  22. 22. Extra slides 22
  23. 23. Defense and Veterans Brain Injury Center (DVBIC) Mission: to serve active-duty military, their dependents and veterans with traumatic brain injury through state of the art medical care, innovative clinical research initiatives and educational programs Headquarters: Washington, D.C. Center programs: Regional Care Coordination - TBI surveillance - TBI registry - Pre-deployment neurocognitive testing - Family Caregiver Curriculum (for mod-severe TBI) - Fifteen-year longitudinal study of TBI - Independent study of automated neurocognitive tests 23

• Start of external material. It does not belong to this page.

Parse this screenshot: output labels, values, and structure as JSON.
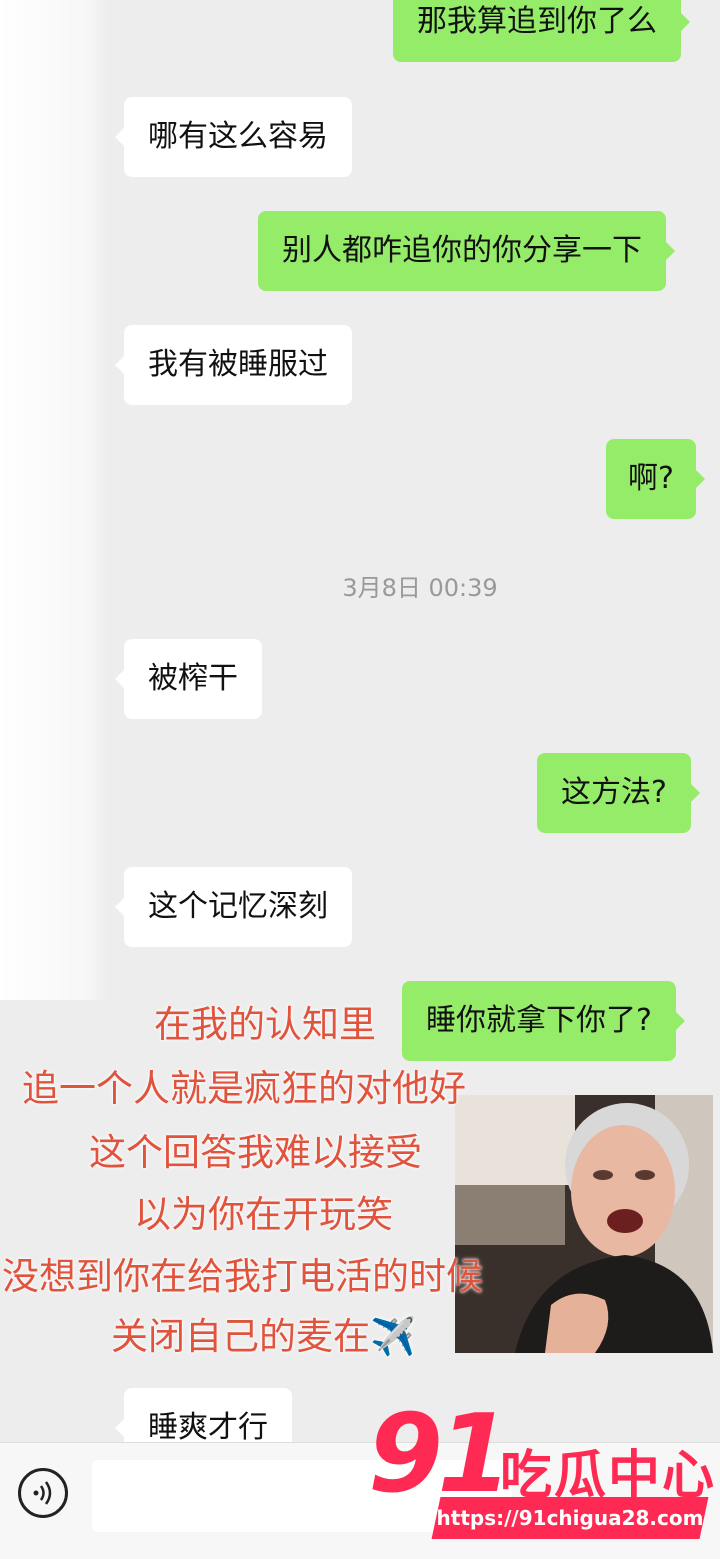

  24. 24. DVBIC Regional Care Coordination Program Provide 100 percent follow-up to identified service members with traumatic brain injury (mild, moderate and severe) from 13 regional catchment areas across the United States Monitor the care continuum for traumatic brain injury to include potential rehabilitation needs, education, advocacy and support to service members with TBI and their families from injury to return to duty and/or re-entry into the community Identify and connect service members to available TBI resources within DoD, VA and civilian communities Provide education and support-serving as a TBI subject matter expert to all involved in the care and support of the service member and family. Identify barriers and/or gaps in service delivery for TBI service members as they transition between systems and settings Functional outcomes picture to look at quality of life issues related to home, work and social environments 24
  25. 25. National Intrepid Center of Excellence (NICoE)Mission: to be the leader in advancing world-class psychological health and traumatic braininjury treatment, education and researchLocation: Bethesda, MD-NNMC CampusStarted evaluation of small groups of servicemembers October 2010Initial access is through the DCoE 24/7Outreach Center at 866-966-1020Fax referral forms to 301-319-3700Download form http:// 25
  26. 26. References1. DoD/VA Clinical Practice Guideline for Concussion/mTBI April 2009 Commission for Case Management Certification3. Case Management Society of America Defense and Veterans Brain Injury Center5. Directive Type Memorandum (DTM) 08-033: Interim Guidance for Clinical Case Management for the Wounded, Ill, and Injured Service Member in the Military Health System, Aug. 26, 2009 26